Directions for this task: The entries are to be repeated verbatim, with nothing left out.

-=-=-=-=-

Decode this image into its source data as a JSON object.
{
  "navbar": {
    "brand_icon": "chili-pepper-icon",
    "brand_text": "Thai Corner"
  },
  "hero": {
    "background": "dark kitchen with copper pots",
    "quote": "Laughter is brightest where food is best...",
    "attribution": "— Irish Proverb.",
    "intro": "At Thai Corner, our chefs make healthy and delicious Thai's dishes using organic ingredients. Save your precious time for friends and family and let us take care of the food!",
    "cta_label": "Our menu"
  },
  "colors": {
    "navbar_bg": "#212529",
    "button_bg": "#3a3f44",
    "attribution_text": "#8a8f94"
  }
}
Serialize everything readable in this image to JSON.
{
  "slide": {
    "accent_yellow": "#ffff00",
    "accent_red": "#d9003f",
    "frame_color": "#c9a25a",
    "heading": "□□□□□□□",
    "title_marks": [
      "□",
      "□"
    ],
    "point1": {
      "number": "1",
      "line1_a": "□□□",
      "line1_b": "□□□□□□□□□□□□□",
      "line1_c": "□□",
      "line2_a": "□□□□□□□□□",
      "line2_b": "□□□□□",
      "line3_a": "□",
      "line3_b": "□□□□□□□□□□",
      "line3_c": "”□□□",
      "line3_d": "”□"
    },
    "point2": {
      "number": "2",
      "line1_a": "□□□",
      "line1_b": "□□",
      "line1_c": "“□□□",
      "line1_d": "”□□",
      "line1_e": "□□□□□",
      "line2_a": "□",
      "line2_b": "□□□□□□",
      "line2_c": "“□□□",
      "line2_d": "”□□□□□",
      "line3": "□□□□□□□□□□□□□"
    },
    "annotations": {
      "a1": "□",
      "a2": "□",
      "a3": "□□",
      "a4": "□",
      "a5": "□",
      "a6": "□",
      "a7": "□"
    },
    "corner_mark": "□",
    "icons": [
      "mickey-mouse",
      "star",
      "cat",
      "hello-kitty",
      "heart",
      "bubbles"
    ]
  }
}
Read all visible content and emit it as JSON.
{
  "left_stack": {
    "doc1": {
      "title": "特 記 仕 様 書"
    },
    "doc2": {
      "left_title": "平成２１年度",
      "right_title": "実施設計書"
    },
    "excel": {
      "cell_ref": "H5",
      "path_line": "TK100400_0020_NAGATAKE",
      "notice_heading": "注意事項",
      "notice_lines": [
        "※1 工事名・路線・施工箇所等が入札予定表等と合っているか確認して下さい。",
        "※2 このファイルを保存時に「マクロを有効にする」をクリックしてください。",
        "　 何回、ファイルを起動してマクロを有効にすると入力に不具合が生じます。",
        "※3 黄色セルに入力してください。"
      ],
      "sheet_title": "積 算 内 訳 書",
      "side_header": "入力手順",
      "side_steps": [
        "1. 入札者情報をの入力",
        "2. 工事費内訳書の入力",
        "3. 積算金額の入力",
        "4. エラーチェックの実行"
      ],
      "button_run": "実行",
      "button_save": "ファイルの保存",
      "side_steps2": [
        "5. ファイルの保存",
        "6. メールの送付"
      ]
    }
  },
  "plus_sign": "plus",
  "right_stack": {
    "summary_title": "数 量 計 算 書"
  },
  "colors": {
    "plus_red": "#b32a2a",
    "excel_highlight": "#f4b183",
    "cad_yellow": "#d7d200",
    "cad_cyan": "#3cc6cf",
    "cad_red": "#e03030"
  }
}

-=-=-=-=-

Completed task:
Decode this image into its source data as a JSON object.
{
  "navbar": {
    "brand_icon": "chili-pepper-icon",
    "brand_text": "Thai Corner"
  },
  "hero": {
    "background": "dark kitchen with copper pots",
    "quote": "Laughter is brightest where food is best...",
    "attribution": "— Irish Proverb.",
    "intro": "At Thai Corner, our chefs make healthy and delicious Thai's dishes using organic ingredients. Save your precious time for friends and family and let us take care of the food!",
    "cta_label": "Our menu"
  },
  "colors": {
    "navbar_bg": "#212529",
    "button_bg": "#3a3f44",
    "attribution_text": "#8a8f94"
  }
}
Serialize everything readable in this image to JSON.
{
  "slide": {
    "accent_yellow": "#ffff00",
    "accent_red": "#d9003f",
    "frame_color": "#c9a25a",
    "heading": "□□□□□□□",
    "title_marks": [
      "□",
      "□"
    ],
    "point1": {
      "number": "1",
      "line1_a": "□□□",
      "line1_b": "□□□□□□□□□□□□□",
      "line1_c": "□□",
      "line2_a": "□□□□□□□□□",
      "line2_b": "□□□□□",
      "line3_a": "□",
      "line3_b": "□□□□□□□□□□",
      "line3_c": "”□□□",
      "line3_d": "”□"
    },
    "point2": {
      "number": "2",
      "line1_a": "□□□",
      "line1_b": "□□",
      "line1_c": "“□□□",
      "line1_d": "”□□",
      "line1_e": "□□□□□",
      "line2_a": "□",
      "line2_b": "□□□□□□",
      "line2_c": "“□□□",
      "line2_d": "”□□□□□",
      "line3": "□□□□□□□□□□□□□"
    },
    "annotations": {
      "a1": "□",
      "a2": "□",
      "a3": "□□",
      "a4": "□",
      "a5": "□",
      "a6": "□",
      "a7": "□"
    },
    "corner_mark": "□",
    "icons": [
      "mickey-mouse",
      "star",
      "cat",
      "hello-kitty",
      "heart",
      "bubbles"
    ]
  }
}
Read all visible content and emit it as JSON.
{
  "left_stack": {
    "doc1": {
      "title": "特 記 仕 様 書"
    },
    "doc2": {
      "left_title": "平成２１年度",
      "right_title": "実施設計書"
    },
    "excel": {
      "cell_ref": "H5",
      "path_line": "TK100400_0020_NAGATAKE",
      "notice_heading": "注意事項",
      "notice_lines": [
        "※1 工事名・路線・施工箇所等が入札予定表等と合っているか確認して下さい。",
        "※2 このファイルを保存時に「マクロを有効にする」をクリックしてください。",
        "　 何回、ファイルを起動してマクロを有効にすると入力に不具合が生じます。",
        "※3 黄色セルに入力してください。"
      ],
      "sheet_title": "積 算 内 訳 書",
      "side_header": "入力手順",
      "side_steps": [
        "1. 入札者情報をの入力",
        "2. 工事費内訳書の入力",
        "3. 積算金額の入力",
        "4. エラーチェックの実行"
      ],
      "button_run": "実行",
      "button_save": "ファイルの保存",
      "side_steps2": [
        "5. ファイルの保存",
        "6. メールの送付"
      ]
    }
  },
  "plus_sign": "plus",
  "right_stack": {
    "summary_title": "数 量 計 算 書"
  },
  "colors": {
    "plus_red": "#b32a2a",
    "excel_highlight": "#f4b183",
    "cad_yellow": "#d7d200",
    "cad_cyan": "#3cc6cf",
    "cad_red": "#e03030"
  }
}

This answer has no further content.